* **Supplied information**
════════

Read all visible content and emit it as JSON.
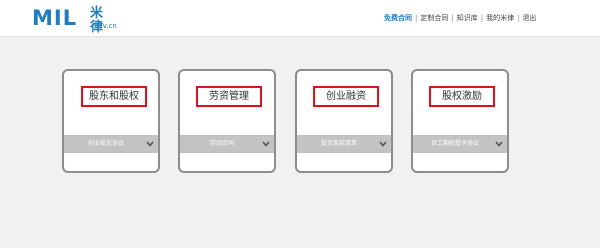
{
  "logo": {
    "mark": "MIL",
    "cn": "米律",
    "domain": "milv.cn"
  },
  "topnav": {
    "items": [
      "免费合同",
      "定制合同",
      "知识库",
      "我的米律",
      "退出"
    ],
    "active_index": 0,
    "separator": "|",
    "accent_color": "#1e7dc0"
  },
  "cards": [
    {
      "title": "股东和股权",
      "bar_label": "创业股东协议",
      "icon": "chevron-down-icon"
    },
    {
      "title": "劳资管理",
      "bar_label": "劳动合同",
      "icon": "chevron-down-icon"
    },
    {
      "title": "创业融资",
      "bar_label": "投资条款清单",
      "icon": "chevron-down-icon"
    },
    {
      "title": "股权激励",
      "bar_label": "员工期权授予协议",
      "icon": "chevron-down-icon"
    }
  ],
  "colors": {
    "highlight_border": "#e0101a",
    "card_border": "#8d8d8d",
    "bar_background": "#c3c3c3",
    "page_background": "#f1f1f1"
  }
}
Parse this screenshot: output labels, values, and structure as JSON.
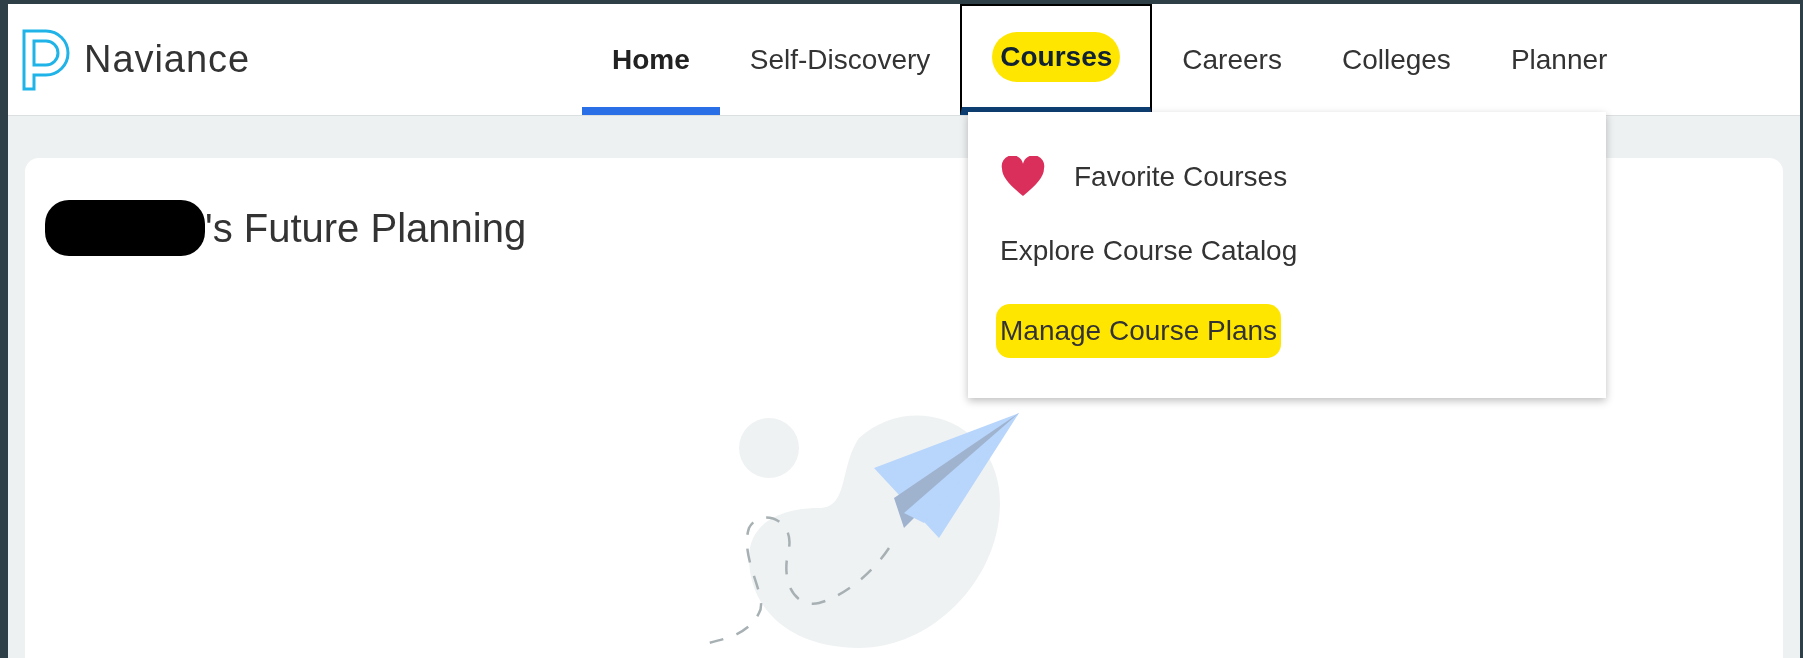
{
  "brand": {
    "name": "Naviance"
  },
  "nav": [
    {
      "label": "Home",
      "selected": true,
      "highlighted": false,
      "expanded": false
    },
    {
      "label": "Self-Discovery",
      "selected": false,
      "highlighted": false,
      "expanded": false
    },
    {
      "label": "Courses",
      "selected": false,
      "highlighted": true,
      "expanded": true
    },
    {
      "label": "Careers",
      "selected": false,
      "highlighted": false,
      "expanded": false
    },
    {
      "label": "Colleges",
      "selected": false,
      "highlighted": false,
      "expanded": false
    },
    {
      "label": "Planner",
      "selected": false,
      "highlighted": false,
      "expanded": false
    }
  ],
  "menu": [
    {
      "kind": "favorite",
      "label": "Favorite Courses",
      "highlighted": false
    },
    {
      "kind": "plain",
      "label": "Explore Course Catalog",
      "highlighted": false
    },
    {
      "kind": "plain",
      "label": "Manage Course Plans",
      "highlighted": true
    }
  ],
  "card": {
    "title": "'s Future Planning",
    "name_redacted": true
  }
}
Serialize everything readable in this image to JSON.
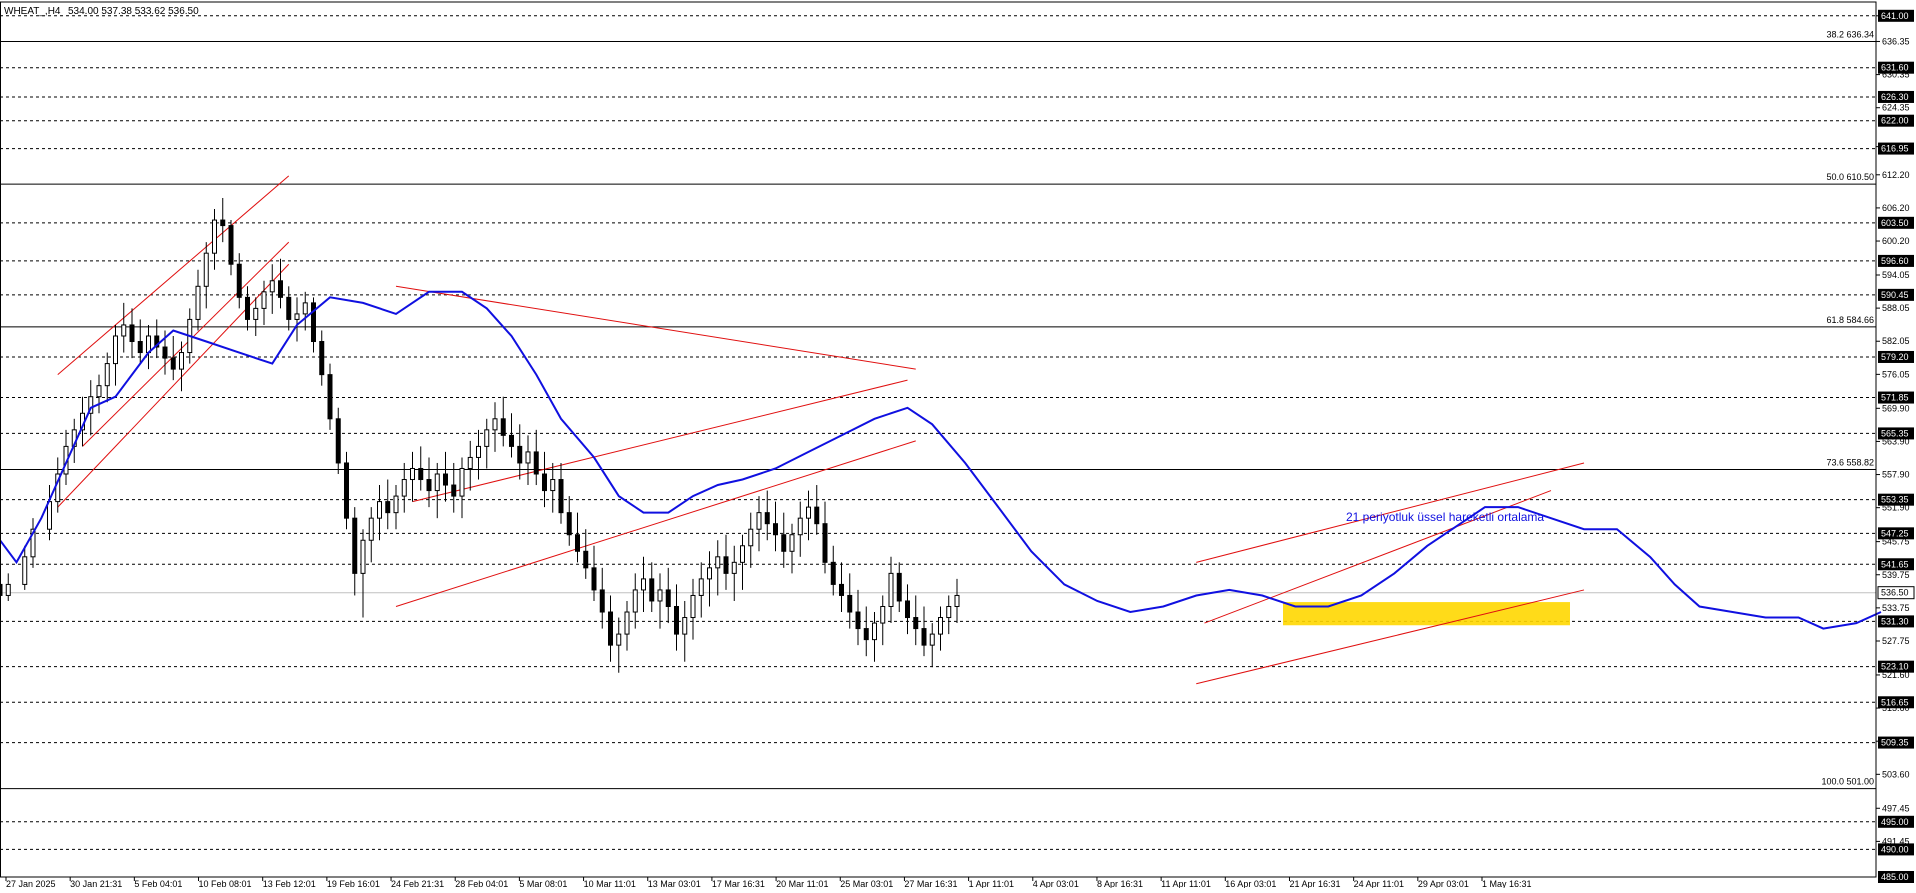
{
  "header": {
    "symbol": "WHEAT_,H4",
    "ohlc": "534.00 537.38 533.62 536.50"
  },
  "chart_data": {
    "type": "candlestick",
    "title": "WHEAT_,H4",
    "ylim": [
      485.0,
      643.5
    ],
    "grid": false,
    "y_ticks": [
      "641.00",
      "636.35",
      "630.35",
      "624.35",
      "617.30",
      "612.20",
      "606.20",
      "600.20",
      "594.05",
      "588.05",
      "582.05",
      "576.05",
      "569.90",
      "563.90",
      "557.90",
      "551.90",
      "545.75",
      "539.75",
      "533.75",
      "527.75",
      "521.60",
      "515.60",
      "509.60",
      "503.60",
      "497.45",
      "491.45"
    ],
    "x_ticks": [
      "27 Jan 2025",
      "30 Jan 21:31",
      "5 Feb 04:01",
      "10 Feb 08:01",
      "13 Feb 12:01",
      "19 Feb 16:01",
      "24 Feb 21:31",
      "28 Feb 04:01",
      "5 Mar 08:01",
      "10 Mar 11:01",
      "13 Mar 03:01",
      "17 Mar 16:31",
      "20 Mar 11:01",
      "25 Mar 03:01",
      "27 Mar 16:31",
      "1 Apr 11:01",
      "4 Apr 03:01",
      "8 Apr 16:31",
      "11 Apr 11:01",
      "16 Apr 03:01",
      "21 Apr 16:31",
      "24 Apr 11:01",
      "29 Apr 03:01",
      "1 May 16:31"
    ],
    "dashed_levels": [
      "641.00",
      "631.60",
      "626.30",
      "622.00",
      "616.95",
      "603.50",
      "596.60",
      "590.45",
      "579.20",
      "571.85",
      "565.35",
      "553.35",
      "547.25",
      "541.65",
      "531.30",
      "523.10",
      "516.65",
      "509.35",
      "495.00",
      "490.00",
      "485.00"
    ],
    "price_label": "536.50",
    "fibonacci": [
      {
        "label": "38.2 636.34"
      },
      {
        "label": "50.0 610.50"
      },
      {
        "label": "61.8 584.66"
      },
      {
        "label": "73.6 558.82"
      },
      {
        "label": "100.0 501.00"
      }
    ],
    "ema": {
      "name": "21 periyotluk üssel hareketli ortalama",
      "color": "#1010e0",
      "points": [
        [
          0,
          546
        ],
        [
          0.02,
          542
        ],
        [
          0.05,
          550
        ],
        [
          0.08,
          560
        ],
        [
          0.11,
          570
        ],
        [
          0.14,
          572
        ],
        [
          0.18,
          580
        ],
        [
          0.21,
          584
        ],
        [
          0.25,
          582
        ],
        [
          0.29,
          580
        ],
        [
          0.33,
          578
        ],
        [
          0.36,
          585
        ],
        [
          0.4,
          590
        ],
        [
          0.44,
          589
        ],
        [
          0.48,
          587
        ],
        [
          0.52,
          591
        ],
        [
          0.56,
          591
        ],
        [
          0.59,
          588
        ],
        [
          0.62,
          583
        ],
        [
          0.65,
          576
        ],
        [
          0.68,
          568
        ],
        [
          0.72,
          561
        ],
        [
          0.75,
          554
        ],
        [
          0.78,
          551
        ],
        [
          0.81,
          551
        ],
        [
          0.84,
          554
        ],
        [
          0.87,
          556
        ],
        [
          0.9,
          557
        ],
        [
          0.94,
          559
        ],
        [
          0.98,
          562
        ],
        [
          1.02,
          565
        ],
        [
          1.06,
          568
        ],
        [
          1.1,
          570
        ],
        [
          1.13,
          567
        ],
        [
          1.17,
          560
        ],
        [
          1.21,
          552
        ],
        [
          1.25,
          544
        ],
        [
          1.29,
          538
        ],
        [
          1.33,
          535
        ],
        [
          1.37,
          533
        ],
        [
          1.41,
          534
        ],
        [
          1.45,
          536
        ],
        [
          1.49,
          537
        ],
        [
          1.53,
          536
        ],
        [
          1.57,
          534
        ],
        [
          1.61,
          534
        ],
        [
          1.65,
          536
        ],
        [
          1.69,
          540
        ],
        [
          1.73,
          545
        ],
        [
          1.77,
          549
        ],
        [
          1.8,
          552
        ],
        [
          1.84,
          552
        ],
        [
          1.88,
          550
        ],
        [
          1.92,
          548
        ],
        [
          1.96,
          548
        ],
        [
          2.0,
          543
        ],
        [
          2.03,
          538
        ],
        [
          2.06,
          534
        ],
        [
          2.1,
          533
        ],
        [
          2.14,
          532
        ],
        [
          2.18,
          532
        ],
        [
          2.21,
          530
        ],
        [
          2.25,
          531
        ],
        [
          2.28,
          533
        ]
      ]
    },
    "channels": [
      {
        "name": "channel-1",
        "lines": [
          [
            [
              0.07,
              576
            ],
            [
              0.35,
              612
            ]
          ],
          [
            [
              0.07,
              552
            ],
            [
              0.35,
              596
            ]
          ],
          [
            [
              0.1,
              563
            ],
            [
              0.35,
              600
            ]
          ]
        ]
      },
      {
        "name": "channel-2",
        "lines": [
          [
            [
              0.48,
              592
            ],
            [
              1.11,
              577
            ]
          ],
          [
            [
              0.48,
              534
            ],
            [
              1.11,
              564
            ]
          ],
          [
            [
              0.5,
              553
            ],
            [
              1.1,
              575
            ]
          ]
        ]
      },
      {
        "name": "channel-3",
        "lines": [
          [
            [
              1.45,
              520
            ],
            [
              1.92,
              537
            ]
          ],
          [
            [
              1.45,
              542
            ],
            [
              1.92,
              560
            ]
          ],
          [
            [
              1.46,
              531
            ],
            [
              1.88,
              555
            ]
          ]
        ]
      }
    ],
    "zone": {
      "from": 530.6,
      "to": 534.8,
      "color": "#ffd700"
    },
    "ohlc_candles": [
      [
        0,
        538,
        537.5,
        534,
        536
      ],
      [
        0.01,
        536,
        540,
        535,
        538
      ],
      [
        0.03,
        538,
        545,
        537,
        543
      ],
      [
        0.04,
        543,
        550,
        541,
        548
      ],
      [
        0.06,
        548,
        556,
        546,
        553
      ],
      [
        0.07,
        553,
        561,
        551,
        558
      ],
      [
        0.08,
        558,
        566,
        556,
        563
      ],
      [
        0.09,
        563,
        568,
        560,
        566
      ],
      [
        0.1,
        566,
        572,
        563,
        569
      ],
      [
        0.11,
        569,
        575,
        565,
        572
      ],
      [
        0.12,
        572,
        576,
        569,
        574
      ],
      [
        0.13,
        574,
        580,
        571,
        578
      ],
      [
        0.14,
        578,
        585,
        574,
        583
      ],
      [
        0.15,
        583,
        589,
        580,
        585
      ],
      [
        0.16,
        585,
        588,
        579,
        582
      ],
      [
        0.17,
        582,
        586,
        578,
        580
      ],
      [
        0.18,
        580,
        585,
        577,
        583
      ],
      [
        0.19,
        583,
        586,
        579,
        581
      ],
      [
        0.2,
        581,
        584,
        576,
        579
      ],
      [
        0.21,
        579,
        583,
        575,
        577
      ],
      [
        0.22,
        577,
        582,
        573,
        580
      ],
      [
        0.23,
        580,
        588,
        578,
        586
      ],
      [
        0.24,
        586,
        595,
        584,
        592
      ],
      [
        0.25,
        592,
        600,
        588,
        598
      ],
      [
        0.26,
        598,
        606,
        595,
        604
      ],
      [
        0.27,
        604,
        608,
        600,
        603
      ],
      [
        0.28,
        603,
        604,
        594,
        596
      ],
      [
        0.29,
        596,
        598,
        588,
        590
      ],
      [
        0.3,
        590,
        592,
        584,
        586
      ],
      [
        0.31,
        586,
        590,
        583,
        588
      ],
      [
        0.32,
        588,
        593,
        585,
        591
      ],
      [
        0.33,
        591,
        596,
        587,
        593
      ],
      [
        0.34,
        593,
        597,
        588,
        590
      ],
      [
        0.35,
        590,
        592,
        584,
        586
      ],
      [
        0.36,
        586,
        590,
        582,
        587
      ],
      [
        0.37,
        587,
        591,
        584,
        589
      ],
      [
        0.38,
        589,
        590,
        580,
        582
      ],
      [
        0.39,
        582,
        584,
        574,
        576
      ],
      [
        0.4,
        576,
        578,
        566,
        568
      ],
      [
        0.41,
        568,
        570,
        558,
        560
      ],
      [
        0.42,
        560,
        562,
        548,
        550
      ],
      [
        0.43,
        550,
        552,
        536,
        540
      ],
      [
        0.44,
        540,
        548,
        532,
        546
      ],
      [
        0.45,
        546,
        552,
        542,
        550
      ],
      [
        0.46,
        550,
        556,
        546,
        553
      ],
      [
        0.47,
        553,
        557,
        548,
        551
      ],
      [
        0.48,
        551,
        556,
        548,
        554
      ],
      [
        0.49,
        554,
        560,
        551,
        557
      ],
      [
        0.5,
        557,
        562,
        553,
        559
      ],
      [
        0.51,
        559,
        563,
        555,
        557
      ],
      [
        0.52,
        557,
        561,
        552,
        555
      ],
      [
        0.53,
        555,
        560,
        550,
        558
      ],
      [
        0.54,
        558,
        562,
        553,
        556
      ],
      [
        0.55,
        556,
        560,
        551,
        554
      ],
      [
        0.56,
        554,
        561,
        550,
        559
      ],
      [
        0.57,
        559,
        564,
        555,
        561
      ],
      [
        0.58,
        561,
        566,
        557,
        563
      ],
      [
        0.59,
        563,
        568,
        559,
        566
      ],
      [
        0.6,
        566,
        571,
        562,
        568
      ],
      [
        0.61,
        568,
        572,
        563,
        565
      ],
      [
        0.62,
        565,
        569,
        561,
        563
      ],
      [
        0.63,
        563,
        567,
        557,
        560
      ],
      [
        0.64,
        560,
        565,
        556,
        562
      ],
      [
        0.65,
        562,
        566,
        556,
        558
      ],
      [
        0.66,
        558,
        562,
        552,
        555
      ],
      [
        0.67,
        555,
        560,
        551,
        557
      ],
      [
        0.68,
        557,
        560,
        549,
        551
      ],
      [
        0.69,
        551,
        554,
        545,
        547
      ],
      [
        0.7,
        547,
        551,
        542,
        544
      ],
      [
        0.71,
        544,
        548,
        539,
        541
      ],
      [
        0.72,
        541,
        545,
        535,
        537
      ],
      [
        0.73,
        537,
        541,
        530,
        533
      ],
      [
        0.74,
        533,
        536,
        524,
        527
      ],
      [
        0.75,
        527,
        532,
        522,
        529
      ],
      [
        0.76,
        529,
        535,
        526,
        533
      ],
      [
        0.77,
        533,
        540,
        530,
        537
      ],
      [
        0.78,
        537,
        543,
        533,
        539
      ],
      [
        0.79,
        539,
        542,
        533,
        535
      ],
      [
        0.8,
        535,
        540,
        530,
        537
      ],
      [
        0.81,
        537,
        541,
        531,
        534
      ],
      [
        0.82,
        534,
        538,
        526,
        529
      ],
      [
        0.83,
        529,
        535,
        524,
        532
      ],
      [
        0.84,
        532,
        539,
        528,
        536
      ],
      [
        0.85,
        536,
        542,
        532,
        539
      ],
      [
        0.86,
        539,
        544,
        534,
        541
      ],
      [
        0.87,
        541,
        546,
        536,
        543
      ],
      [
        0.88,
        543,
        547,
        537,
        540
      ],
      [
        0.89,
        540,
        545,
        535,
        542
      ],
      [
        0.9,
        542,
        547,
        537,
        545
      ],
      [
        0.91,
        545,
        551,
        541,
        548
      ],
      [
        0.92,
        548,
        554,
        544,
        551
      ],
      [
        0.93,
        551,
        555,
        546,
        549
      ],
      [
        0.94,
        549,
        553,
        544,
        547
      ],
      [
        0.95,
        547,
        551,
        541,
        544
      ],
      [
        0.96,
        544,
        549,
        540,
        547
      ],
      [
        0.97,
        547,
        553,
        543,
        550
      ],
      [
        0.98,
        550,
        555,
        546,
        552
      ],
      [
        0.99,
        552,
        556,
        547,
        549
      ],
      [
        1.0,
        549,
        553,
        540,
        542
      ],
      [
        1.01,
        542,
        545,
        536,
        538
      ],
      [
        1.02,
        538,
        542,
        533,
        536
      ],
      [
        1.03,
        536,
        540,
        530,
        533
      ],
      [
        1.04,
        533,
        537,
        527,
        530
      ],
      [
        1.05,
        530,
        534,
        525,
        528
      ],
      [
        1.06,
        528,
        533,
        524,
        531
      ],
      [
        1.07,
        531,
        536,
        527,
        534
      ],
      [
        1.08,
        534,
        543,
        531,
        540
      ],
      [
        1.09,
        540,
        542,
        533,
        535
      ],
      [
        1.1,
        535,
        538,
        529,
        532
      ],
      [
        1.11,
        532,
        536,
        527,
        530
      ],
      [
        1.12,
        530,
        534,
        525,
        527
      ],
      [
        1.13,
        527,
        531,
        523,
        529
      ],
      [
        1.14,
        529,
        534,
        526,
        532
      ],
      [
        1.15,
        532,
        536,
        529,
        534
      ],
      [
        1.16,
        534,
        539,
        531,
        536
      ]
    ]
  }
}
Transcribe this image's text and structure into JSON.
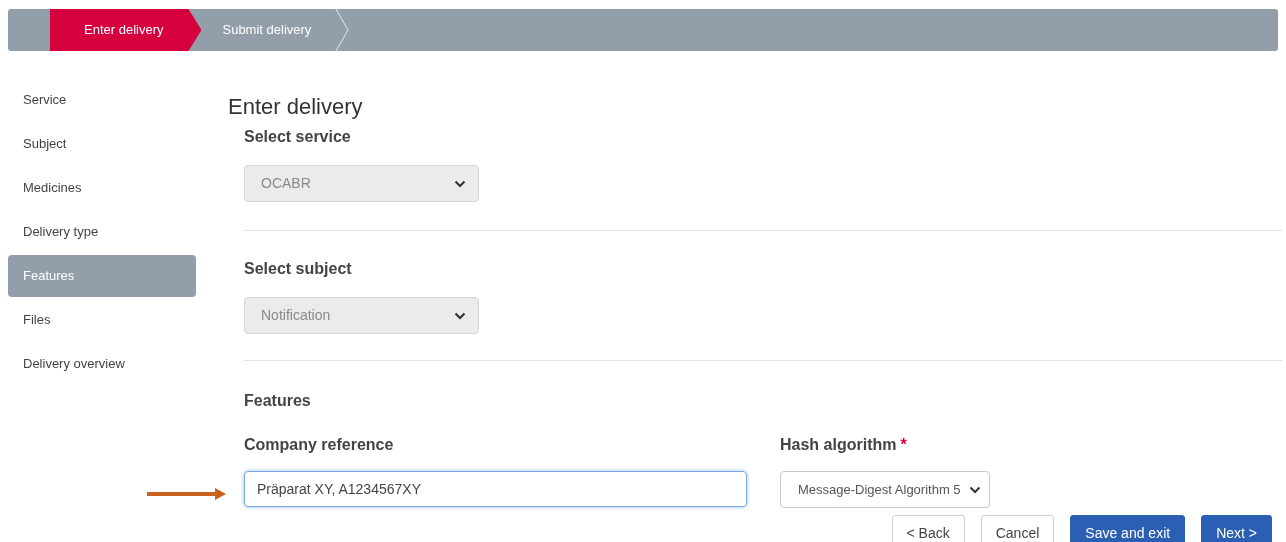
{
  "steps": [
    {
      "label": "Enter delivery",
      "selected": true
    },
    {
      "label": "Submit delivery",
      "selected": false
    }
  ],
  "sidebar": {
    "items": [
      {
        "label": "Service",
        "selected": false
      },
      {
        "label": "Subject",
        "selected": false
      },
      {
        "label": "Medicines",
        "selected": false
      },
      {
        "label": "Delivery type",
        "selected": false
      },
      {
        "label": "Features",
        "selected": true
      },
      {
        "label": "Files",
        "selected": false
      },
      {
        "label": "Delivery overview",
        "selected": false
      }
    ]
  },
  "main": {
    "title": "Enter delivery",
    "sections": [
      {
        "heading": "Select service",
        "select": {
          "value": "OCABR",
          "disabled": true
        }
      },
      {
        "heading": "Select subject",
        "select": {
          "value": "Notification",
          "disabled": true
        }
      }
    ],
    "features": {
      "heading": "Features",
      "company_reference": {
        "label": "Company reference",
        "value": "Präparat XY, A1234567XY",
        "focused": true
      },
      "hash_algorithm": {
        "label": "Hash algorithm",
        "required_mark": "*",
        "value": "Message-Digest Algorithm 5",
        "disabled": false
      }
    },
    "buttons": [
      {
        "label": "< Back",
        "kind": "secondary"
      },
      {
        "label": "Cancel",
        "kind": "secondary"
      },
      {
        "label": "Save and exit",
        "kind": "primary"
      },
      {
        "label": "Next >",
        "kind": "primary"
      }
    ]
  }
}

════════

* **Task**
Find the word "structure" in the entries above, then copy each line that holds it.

* **Your response**
Parse this screenshot: output labels, values, and structure as JSON.
Transcribe this image's text and structure into JSON.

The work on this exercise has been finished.